While greens are known as vitamin power-houses, the dilemma is how to incorporate them into everyday meals. A quick sauté in olive oil with minced garlic and sea salt is a simple preparation. However, the sturdy texture of braising greens will fare well in soups, stews and casseroles.
If you are new to using chard or kale, here are a few things to look for when shopping. As with any fresh ingredients, look for clean, unblemished produce. The leaves of both chard and kale should be firm and deeply colored for the variety. The stalks should appear moist and supple. The smaller leaves will tend to be more sweet and tender, making them ideal for a quick cook with little additional seasoning.
Since all greens tend to be bitter, the key is to balance the flavor with other elements in the dish. For example, try adding a few handfuls of chopped kale to a pot of cannellini beans with pancetta.
The creaminess of the beans, along with the sweet, saltiness of the pancetta mellows the pungent flavor of the kale. Not only is there an added savory depth to the beans, but also a boost in nutrition; think vitamin C and iron.
With the onset of spring, salads become more appealing than casseroles and stews. Kale and spinach make a delicious base for whole meal salads. Toss kale with dried cranberries, toasted pine nuts and salty goat cheese. Drizzle with a simple vinaigrette of olive oil, red-wine vinegar and Dijon mustard; perfect for a light supper served with crusty bread.
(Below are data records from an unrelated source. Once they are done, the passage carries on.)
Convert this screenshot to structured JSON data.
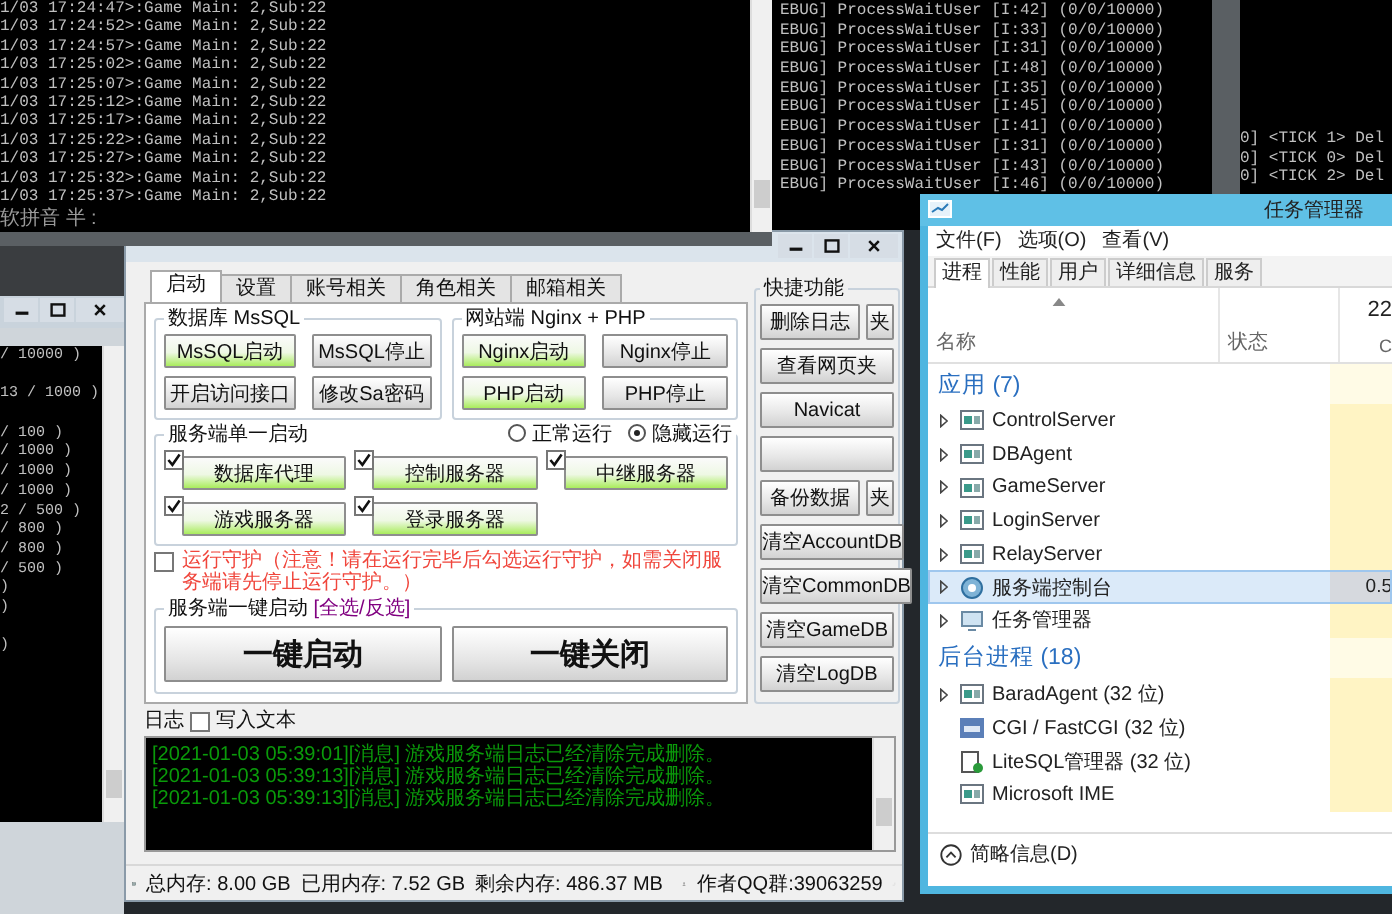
{
  "console_log": {
    "lines": [
      "1/03 17:24:47>:Game Main: 2,Sub:22",
      "1/03 17:24:52>:Game Main: 2,Sub:22",
      "1/03 17:24:57>:Game Main: 2,Sub:22",
      "1/03 17:25:02>:Game Main: 2,Sub:22",
      "1/03 17:25:07>:Game Main: 2,Sub:22",
      "1/03 17:25:12>:Game Main: 2,Sub:22",
      "1/03 17:25:17>:Game Main: 2,Sub:22",
      "1/03 17:25:22>:Game Main: 2,Sub:22",
      "1/03 17:25:27>:Game Main: 2,Sub:22",
      "1/03 17:25:32>:Game Main: 2,Sub:22",
      "1/03 17:25:37>:Game Main: 2,Sub:22"
    ],
    "ime_status": "软拼音 半 :"
  },
  "side_console": {
    "blocks": [
      [
        "/ 10000 )"
      ],
      [
        "13 / 1000 )"
      ],
      [
        "/ 100 )",
        "/ 1000 )",
        "/ 1000 )",
        "/ 1000 )",
        "2 / 500 )",
        "/ 800 )",
        "/ 800 )",
        "/ 500 )",
        ")",
        ")"
      ],
      [
        ")"
      ]
    ]
  },
  "server_console": {
    "lines": [
      "EBUG] ProcessWaitUser [I:42] (0/0/10000)",
      "EBUG] ProcessWaitUser [I:33] (0/0/10000)",
      "EBUG] ProcessWaitUser [I:31] (0/0/10000)",
      "EBUG] ProcessWaitUser [I:48] (0/0/10000)",
      "EBUG] ProcessWaitUser [I:35] (0/0/10000)",
      "EBUG] ProcessWaitUser [I:45] (0/0/10000)",
      "EBUG] ProcessWaitUser [I:41] (0/0/10000)",
      "EBUG] ProcessWaitUser [I:31] (0/0/10000)",
      "EBUG] ProcessWaitUser [I:43] (0/0/10000)",
      "EBUG] ProcessWaitUser [I:46] (0/0/10000)"
    ]
  },
  "tick_console": {
    "lines": [
      "0] <TICK 1> Del",
      "0] <TICK 0> Del",
      "0] <TICK 2> Del"
    ]
  },
  "control_panel": {
    "tabs": [
      {
        "label": "启动",
        "selected": true
      },
      {
        "label": "设置",
        "selected": false
      },
      {
        "label": "账号相关",
        "selected": false
      },
      {
        "label": "角色相关",
        "selected": false
      },
      {
        "label": "邮箱相关",
        "selected": false
      }
    ],
    "groups": [
      {
        "title": "数据库 MsSQL",
        "buttons": [
          {
            "label": "MsSQL启动",
            "active": true
          },
          {
            "label": "MsSQL停止",
            "active": false
          },
          {
            "label": "开启访问接口",
            "active": false
          },
          {
            "label": "修改Sa密码",
            "active": false
          }
        ]
      },
      {
        "title": "网站端 Nginx + PHP",
        "buttons": [
          {
            "label": "Nginx启动",
            "active": true
          },
          {
            "label": "Nginx停止",
            "active": false
          },
          {
            "label": "PHP启动",
            "active": true
          },
          {
            "label": "PHP停止",
            "active": false
          }
        ]
      }
    ],
    "single_start": {
      "title": "服务端单一启动",
      "modes": [
        {
          "label": "正常运行",
          "selected": false
        },
        {
          "label": "隐藏运行",
          "selected": true
        }
      ],
      "servers": [
        {
          "label": "数据库代理",
          "checked": true,
          "active": true
        },
        {
          "label": "控制服务器",
          "checked": true,
          "active": true
        },
        {
          "label": "中继服务器",
          "checked": true,
          "active": true
        },
        {
          "label": "游戏服务器",
          "checked": true,
          "active": true
        },
        {
          "label": "登录服务器",
          "checked": true,
          "active": true
        }
      ]
    },
    "guard": {
      "label": "运行守护（注意！请在运行完毕后勾选运行守护，如需关闭服务端请先停止运行守护。）",
      "checked": false
    },
    "one_key": {
      "title": "服务端一键启动",
      "toggle_link": "[全选/反选]",
      "buttons": [
        "一键启动",
        "一键关闭"
      ]
    },
    "quick": {
      "title": "快捷功能",
      "buttons": [
        {
          "kind": "pair",
          "label": "删除日志",
          "side_label": "夹"
        },
        {
          "kind": "single",
          "label": "查看网页夹"
        },
        {
          "kind": "single",
          "label": "Navicat"
        },
        {
          "kind": "blank"
        },
        {
          "kind": "pair",
          "label": "备份数据",
          "side_label": "夹"
        },
        {
          "kind": "single",
          "label": "清空AccountDB"
        },
        {
          "kind": "single",
          "label": "清空CommonDB"
        },
        {
          "kind": "single",
          "label": "清空GameDB"
        },
        {
          "kind": "single",
          "label": "清空LogDB"
        }
      ]
    },
    "log": {
      "label": "日志",
      "write_text": {
        "label": "写入文本",
        "checked": false
      },
      "lines": [
        "[2021-01-03 05:39:01][消息] 游戏服务端日志已经清除完成删除。",
        "[2021-01-03 05:39:13][消息] 游戏服务端日志已经清除完成删除。",
        "[2021-01-03 05:39:13][消息] 游戏服务端日志已经清除完成删除。"
      ]
    },
    "status_bar": {
      "memory": [
        "总内存: 8.00 GB",
        "已用内存: 7.52 GB",
        "剩余内存: 486.37 MB"
      ],
      "qq_group": "作者QQ群:39063259"
    }
  },
  "task_manager": {
    "title": "任务管理器",
    "menu": [
      "文件(F)",
      "选项(O)",
      "查看(V)"
    ],
    "tabs": [
      {
        "label": "进程",
        "selected": true
      },
      {
        "label": "性能",
        "selected": false
      },
      {
        "label": "用户",
        "selected": false
      },
      {
        "label": "详细信息",
        "selected": false
      },
      {
        "label": "服务",
        "selected": false
      }
    ],
    "columns": {
      "name": "名称",
      "status": "状态",
      "cpu_percent": "22",
      "cpu_label": "C"
    },
    "groups": [
      {
        "title": "应用 (7)",
        "rows": [
          {
            "name": "ControlServer",
            "kind": "app",
            "expandable": true,
            "selected": false
          },
          {
            "name": "DBAgent",
            "kind": "app",
            "expandable": true,
            "selected": false
          },
          {
            "name": "GameServer",
            "kind": "app",
            "expandable": true,
            "selected": false
          },
          {
            "name": "LoginServer",
            "kind": "app",
            "expandable": true,
            "selected": false
          },
          {
            "name": "RelayServer",
            "kind": "app",
            "expandable": true,
            "selected": false
          },
          {
            "name": "服务端控制台",
            "kind": "console",
            "expandable": true,
            "selected": true,
            "cpu": "0.5"
          },
          {
            "name": "任务管理器",
            "kind": "monitor",
            "expandable": true,
            "selected": false
          }
        ]
      },
      {
        "title": "后台进程 (18)",
        "rows": [
          {
            "name": "BaradAgent (32 位)",
            "kind": "app",
            "expandable": true,
            "selected": false
          },
          {
            "name": "CGI / FastCGI (32 位)",
            "kind": "cgi",
            "expandable": false,
            "selected": false
          },
          {
            "name": "LiteSQL管理器 (32 位)",
            "kind": "tool",
            "expandable": false,
            "selected": false
          },
          {
            "name": "Microsoft IME",
            "kind": "app",
            "expandable": false,
            "selected": false
          }
        ]
      }
    ],
    "footer": "简略信息(D)"
  }
}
On grocery day, grab a bunch of Swiss chard, kale or spinach and experiment. They are interchangeable in most recipes. Just be sure to check on the cooking time.